### [TASK DETAILS]
Word for word, reproduce each entry.

+++ DATA EXTRACTS +++

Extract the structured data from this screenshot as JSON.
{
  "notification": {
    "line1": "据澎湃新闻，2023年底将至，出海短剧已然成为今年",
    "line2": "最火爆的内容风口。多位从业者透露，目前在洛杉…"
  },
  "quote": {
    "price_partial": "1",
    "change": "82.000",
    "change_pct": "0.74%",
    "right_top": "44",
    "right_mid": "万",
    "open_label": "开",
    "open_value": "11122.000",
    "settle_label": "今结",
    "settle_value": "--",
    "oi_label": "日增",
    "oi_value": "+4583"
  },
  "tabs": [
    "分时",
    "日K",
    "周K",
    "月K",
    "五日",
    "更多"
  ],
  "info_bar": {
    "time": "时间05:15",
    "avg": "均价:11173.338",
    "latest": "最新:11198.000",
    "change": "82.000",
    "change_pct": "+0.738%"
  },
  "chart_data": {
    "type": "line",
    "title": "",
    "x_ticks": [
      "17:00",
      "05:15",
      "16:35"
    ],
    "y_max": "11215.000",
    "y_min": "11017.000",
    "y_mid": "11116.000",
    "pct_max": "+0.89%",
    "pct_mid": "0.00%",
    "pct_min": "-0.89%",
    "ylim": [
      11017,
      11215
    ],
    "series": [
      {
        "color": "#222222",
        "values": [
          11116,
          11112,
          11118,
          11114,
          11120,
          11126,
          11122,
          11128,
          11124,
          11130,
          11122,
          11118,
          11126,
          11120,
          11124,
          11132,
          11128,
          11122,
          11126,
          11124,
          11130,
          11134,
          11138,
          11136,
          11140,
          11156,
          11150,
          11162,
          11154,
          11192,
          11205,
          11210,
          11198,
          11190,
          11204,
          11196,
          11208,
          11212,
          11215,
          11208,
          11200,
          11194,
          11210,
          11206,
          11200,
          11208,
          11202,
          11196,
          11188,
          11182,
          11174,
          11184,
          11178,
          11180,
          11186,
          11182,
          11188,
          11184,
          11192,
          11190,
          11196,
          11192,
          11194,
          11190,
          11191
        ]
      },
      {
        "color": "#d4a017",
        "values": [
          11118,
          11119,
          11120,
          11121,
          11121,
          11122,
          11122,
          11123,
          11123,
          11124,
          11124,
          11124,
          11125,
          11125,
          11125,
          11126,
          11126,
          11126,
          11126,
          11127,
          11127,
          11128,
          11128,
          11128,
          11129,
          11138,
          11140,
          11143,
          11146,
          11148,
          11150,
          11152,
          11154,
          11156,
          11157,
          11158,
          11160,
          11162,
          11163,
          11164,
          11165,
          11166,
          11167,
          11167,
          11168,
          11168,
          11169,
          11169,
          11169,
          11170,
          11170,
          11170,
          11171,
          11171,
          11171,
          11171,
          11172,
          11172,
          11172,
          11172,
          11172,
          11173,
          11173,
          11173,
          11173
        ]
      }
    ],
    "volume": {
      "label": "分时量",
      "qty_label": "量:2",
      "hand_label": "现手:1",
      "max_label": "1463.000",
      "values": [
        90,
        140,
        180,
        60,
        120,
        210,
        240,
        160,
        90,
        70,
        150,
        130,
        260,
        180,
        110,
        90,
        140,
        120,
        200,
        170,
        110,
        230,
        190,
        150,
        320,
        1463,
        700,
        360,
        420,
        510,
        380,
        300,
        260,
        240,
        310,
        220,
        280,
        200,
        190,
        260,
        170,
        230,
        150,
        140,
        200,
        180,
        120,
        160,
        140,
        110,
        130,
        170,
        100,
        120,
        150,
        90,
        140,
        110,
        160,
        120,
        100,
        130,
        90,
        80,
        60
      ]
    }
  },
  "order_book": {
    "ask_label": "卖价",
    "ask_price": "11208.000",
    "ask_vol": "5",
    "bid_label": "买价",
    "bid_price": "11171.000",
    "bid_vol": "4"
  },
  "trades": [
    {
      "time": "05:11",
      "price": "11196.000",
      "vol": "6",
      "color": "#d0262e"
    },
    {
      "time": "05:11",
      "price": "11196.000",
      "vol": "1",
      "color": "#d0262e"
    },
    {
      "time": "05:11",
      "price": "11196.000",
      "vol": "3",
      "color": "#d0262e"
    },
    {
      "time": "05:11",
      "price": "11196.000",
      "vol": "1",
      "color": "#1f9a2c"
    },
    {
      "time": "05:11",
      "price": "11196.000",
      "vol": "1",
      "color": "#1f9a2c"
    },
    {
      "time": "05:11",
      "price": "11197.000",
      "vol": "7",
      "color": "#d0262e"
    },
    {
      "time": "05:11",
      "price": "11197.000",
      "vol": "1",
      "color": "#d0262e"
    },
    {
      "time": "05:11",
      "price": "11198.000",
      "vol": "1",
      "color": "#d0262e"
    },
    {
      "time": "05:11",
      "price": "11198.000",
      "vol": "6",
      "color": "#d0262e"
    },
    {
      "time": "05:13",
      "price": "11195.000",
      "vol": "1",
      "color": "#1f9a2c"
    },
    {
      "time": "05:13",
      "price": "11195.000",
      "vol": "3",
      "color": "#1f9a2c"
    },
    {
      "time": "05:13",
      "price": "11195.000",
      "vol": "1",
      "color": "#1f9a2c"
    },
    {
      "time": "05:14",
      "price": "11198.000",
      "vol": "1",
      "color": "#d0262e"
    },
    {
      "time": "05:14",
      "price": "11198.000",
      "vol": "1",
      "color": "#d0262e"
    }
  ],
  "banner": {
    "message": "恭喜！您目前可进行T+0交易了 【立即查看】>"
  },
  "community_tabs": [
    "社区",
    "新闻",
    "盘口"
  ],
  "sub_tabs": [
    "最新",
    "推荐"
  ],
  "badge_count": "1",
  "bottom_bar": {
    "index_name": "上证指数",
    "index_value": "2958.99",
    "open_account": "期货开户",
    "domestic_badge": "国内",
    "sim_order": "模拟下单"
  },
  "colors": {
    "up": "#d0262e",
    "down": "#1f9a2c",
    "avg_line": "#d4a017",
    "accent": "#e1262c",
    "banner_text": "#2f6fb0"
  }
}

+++

### [REPLY]
Extract the structured data from this screenshot as JSON.
{
  "notification": {
    "line1": "据澎湃新闻，2023年底将至，出海短剧已然成为今年",
    "line2": "最火爆的内容风口。多位从业者透露，目前在洛杉…"
  },
  "quote": {
    "price_partial": "1",
    "change": "82.000",
    "change_pct": "0.74%",
    "right_top": "44",
    "right_mid": "万",
    "open_label": "开",
    "open_value": "11122.000",
    "settle_label": "今结",
    "settle_value": "--",
    "oi_label": "日增",
    "oi_value": "+4583"
  },
  "tabs": [
    "分时",
    "日K",
    "周K",
    "月K",
    "五日",
    "更多"
  ],
  "info_bar": {
    "time": "时间05:15",
    "avg": "均价:11173.338",
    "latest": "最新:11198.000",
    "change": "82.000",
    "change_pct": "+0.738%"
  },
  "chart_data": {
    "type": "line",
    "title": "",
    "x_ticks": [
      "17:00",
      "05:15",
      "16:35"
    ],
    "y_max": "11215.000",
    "y_min": "11017.000",
    "y_mid": "11116.000",
    "pct_max": "+0.89%",
    "pct_mid": "0.00%",
    "pct_min": "-0.89%",
    "ylim": [
      11017,
      11215
    ],
    "series": [
      {
        "color": "#222222",
        "values": [
          11116,
          11112,
          11118,
          11114,
          11120,
          11126,
          11122,
          11128,
          11124,
          11130,
          11122,
          11118,
          11126,
          11120,
          11124,
          11132,
          11128,
          11122,
          11126,
          11124,
          11130,
          11134,
          11138,
          11136,
          11140,
          11156,
          11150,
          11162,
          11154,
          11192,
          11205,
          11210,
          11198,
          11190,
          11204,
          11196,
          11208,
          11212,
          11215,
          11208,
          11200,
          11194,
          11210,
          11206,
          11200,
          11208,
          11202,
          11196,
          11188,
          11182,
          11174,
          11184,
          11178,
          11180,
          11186,
          11182,
          11188,
          11184,
          11192,
          11190,
          11196,
          11192,
          11194,
          11190,
          11191
        ]
      },
      {
        "color": "#d4a017",
        "values": [
          11118,
          11119,
          11120,
          11121,
          11121,
          11122,
          11122,
          11123,
          11123,
          11124,
          11124,
          11124,
          11125,
          11125,
          11125,
          11126,
          11126,
          11126,
          11126,
          11127,
          11127,
          11128,
          11128,
          11128,
          11129,
          11138,
          11140,
          11143,
          11146,
          11148,
          11150,
          11152,
          11154,
          11156,
          11157,
          11158,
          11160,
          11162,
          11163,
          11164,
          11165,
          11166,
          11167,
          11167,
          11168,
          11168,
          11169,
          11169,
          11169,
          11170,
          11170,
          11170,
          11171,
          11171,
          11171,
          11171,
          11172,
          11172,
          11172,
          11172,
          11172,
          11173,
          11173,
          11173,
          11173
        ]
      }
    ],
    "volume": {
      "label": "分时量",
      "qty_label": "量:2",
      "hand_label": "现手:1",
      "max_label": "1463.000",
      "values": [
        90,
        140,
        180,
        60,
        120,
        210,
        240,
        160,
        90,
        70,
        150,
        130,
        260,
        180,
        110,
        90,
        140,
        120,
        200,
        170,
        110,
        230,
        190,
        150,
        320,
        1463,
        700,
        360,
        420,
        510,
        380,
        300,
        260,
        240,
        310,
        220,
        280,
        200,
        190,
        260,
        170,
        230,
        150,
        140,
        200,
        180,
        120,
        160,
        140,
        110,
        130,
        170,
        100,
        120,
        150,
        90,
        140,
        110,
        160,
        120,
        100,
        130,
        90,
        80,
        60
      ]
    }
  },
  "order_book": {
    "ask_label": "卖价",
    "ask_price": "11208.000",
    "ask_vol": "5",
    "bid_label": "买价",
    "bid_price": "11171.000",
    "bid_vol": "4"
  },
  "trades": [
    {
      "time": "05:11",
      "price": "11196.000",
      "vol": "6",
      "color": "#d0262e"
    },
    {
      "time": "05:11",
      "price": "11196.000",
      "vol": "1",
      "color": "#d0262e"
    },
    {
      "time": "05:11",
      "price": "11196.000",
      "vol": "3",
      "color": "#d0262e"
    },
    {
      "time": "05:11",
      "price": "11196.000",
      "vol": "1",
      "color": "#1f9a2c"
    },
    {
      "time": "05:11",
      "price": "11196.000",
      "vol": "1",
      "color": "#1f9a2c"
    },
    {
      "time": "05:11",
      "price": "11197.000",
      "vol": "7",
      "color": "#d0262e"
    },
    {
      "time": "05:11",
      "price": "11197.000",
      "vol": "1",
      "color": "#d0262e"
    },
    {
      "time": "05:11",
      "price": "11198.000",
      "vol": "1",
      "color": "#d0262e"
    },
    {
      "time": "05:11",
      "price": "11198.000",
      "vol": "6",
      "color": "#d0262e"
    },
    {
      "time": "05:13",
      "price": "11195.000",
      "vol": "1",
      "color": "#1f9a2c"
    },
    {
      "time": "05:13",
      "price": "11195.000",
      "vol": "3",
      "color": "#1f9a2c"
    },
    {
      "time": "05:13",
      "price": "11195.000",
      "vol": "1",
      "color": "#1f9a2c"
    },
    {
      "time": "05:14",
      "price": "11198.000",
      "vol": "1",
      "color": "#d0262e"
    },
    {
      "time": "05:14",
      "price": "11198.000",
      "vol": "1",
      "color": "#d0262e"
    }
  ],
  "banner": {
    "message": "恭喜！您目前可进行T+0交易了 【立即查看】>"
  },
  "community_tabs": [
    "社区",
    "新闻",
    "盘口"
  ],
  "sub_tabs": [
    "最新",
    "推荐"
  ],
  "badge_count": "1",
  "bottom_bar": {
    "index_name": "上证指数",
    "index_value": "2958.99",
    "open_account": "期货开户",
    "domestic_badge": "国内",
    "sim_order": "模拟下单"
  },
  "colors": {
    "up": "#d0262e",
    "down": "#1f9a2c",
    "avg_line": "#d4a017",
    "accent": "#e1262c",
    "banner_text": "#2f6fb0"
  }
}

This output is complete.